B's Barn Curly ( Black & White-Blue eyes ) in a Myotonic state
Welcome to our web site! I'm glad you stopped by. You'll find lots of facts about us and our Fainting goats here.
Kids in the sun
Our farm is located in Burkesville, Cumberland County, Kentucky, in the south central region of the State. We are 12 miles from the Tennessee state line. We are located about 2 1/2 hours from Louisville or Lexington, Kentucky or from Nashville and Knoxville, Tennessee.
Our Fainters are registered with the Myotonic Goat Registry because we feel it is important to validate the genetics ( identity) of the Fainters. We need to protect the genetic resources of the Fainter as their numbers are low world wide. We breed by the Breed Standards and we are proud of our quality stock. We breed for blue eyes and have a variety of hair colors and coats. We have polled and horned and our Fainters come in two sizes. We have the small/pet type which weighs at 50 lb. or so. We also have meat industry stock that is in the 80 lb (does ) and up size. We have several genetics and/or farms that our breeding stock have come from.
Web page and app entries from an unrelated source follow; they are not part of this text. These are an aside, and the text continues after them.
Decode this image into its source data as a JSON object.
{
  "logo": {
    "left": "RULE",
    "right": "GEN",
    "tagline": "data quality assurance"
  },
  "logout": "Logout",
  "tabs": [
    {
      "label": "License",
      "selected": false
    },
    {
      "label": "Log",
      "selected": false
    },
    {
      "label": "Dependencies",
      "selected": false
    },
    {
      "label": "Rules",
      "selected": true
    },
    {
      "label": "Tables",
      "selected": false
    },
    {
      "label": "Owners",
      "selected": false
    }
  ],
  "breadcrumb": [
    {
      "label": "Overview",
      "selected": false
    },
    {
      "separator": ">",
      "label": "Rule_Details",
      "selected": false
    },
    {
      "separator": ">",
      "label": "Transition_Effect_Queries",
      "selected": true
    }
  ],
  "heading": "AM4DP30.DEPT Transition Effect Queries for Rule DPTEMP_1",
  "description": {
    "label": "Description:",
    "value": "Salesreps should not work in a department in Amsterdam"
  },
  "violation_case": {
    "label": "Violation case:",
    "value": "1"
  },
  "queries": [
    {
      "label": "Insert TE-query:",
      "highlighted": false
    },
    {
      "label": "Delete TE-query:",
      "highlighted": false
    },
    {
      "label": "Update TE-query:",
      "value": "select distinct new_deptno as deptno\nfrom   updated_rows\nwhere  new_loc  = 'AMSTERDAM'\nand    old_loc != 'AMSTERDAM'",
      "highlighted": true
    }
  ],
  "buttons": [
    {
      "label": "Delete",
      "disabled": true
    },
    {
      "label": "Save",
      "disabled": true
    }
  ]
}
Fainters are all we raise so we do not have nor raise crossbreeds.
The American Livestock Breeds Conservancy has placed the Fainter on its rare list with fewer than 5,000 Fainters in the global population according to the ALBC.
Fainters are a landrace breed, started in 1880, as far as documentation can tell. A Landrace breed is a local breed. Fainters have a distinctive look in addition to the myotonia gene. Generally they have large and prominent eyes also know as bug-eyed. The predominate color is black & white. We would like you to know that the Fainter is considered parasitic resistant, an easy kidder and good mother, low consumption of food, are considered a quiet breed and make wonderful pets for the family. Fainters are considered a meat goat and their milk can make some wonderful cheeses. Because of their Myotonia they are easy to contain behind a fence.
Come on ma! I want some milk.
MYOTONIA is the condition which causes Fainting goats to stiffen or fall over when startled. This condition lasts for ten to fifteen seconds and then the fainter will rise and walk off stiff. This is caused by a release of a chemical (calcium) in the muscle in which more than is needed is release. In most animals this release of calcium causes us to flee but in the myotonic the amount of calcium causes them to get stiff. After a short time the stiffness disappears and they will walk like any other goat. This myotonic state only affects the goats external muscles, so they are fully conscious and aware while in a faint
There are different degrees of myotonia. Some goats completely fall over and stay down for about 10-15 seconds. Others will not fall down but their legs will become very stiff and rigid making it very hard for them to walk. Most adult myotonic's have learned to brace themselves when the feel the myotonia coming on. Their legs will be stretched out or spread wide apart to balance better with. Kids have been myotonic as early as 4 days old as they get a bit older the myotonia is more prevalent. .
Our kidding season usually starts November and is in full swing by April of the year. We do keep a Waiting List of buyers and recommend that you ask to be placed on our list if you are thinking of purchasing a Fainter from B's Barn Farm. Our kidding season usually starts January and is in full swing by April of the year. We do keep a Waiting List of buyers and recommend that you ask to be placed on our list if you are thinking of purchasing a Fainter from B's Barn Farm.